New Project Rewards Farming with Nature in East Cork
Performance-related payments for farmland wildlife
A new project in the Bride Valley in east Cork will reward participating farmers for wildlife on their farms.
The ‘Biodiversity Regeneration In a Dairying Environment’ (BRIDE) project will provide participating farmers with farm habitat plans that identify the most appropriate and effective wildlife management options for individual farms. Farmers will be paid for their conservation actions.
The BRIDE project was one of eleven projects selected from over 100 applications by Department of Agriculture Food, and the Marine, and the European Union, under the European Innovation Partnership (EIP) funding programme. An innovative element of the project is its higher payments for higher wildlife gains (a results-based approach).
Thus, the more flowers in a hedgerow or field margin, the higher the payment. The greater reward for a higher quality product is very familiar to farmers, and the BRIDE project applies this principle to the management of wildlife habitats. This also means that farmers will be paid for the ongoing management of selected existing wildlife habitats, which is an important feature of the project.
Donal Sheehan, the BRIDE Project Manager (who lives in Castlelyons) places great emphasis on the fact that “the BRIDE Project has been designed by local farmers for local farmers and this is one of the most important distinguishing features of the project.” The BRIDE project will be open to farmers within the Bride river catchment, from Glenville to Tallow. A public information meeting will be held in Corrin Event Centre at 8pm on Wednesday May 2nd.
The Project will run for 5 years and is designed to increase and maintain biodiversity on intensively managed farms in the area through simple, innovative measures. The effects on wildlife will be monitored through the project, which aims to create suitable habitats for local important populations of wildlife include skylarks, yellowhammers, bumblebees and frogs and newts.
The BRIDE Project differs from traditional agri-environment schemes through its use of a results-based payment system i.e. more farmland habitats will result in higher financial payments.
An ecologist will work with participating farmers to develop a farm plan and advise on how to maximise the wildlife on their farm, and will focus on important habitats such as hedgerows, bogs, woodland, ponds, derelict buildings etc.
Wild birds and other animals don’t respect farm boundaries, and the BRIDE Project is also designed to work at a landscape scale.
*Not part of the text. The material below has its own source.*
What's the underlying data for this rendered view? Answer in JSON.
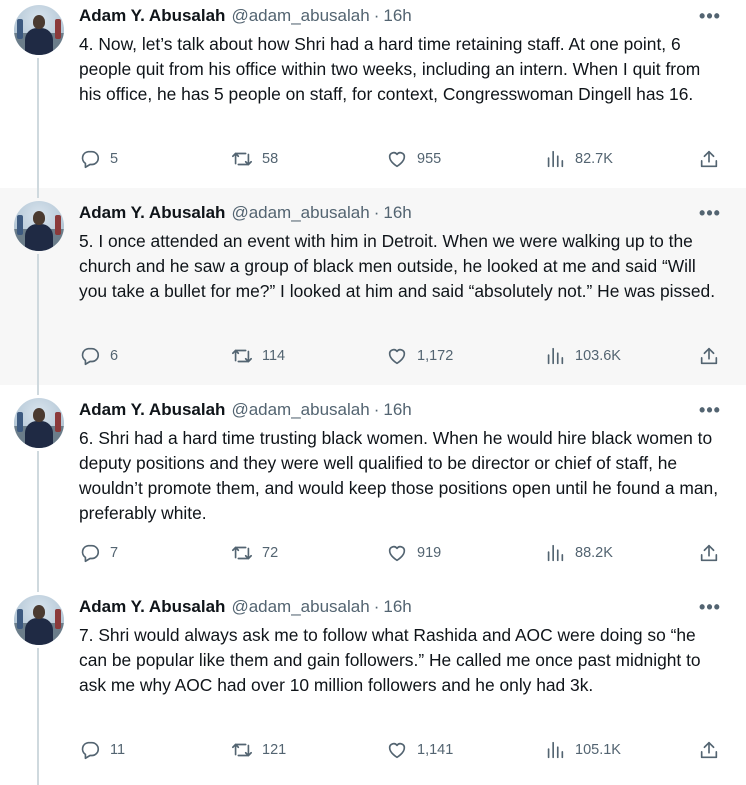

It will involve several clusters of neighbouring farms to collectively enhance biodiversity on a much larger scale than would be possible on an individual farm basis.
Farmers will improve the environment for the wider community and local participation will help forge a strong identity that values local wildlife and the ‘farming with nature’ concept.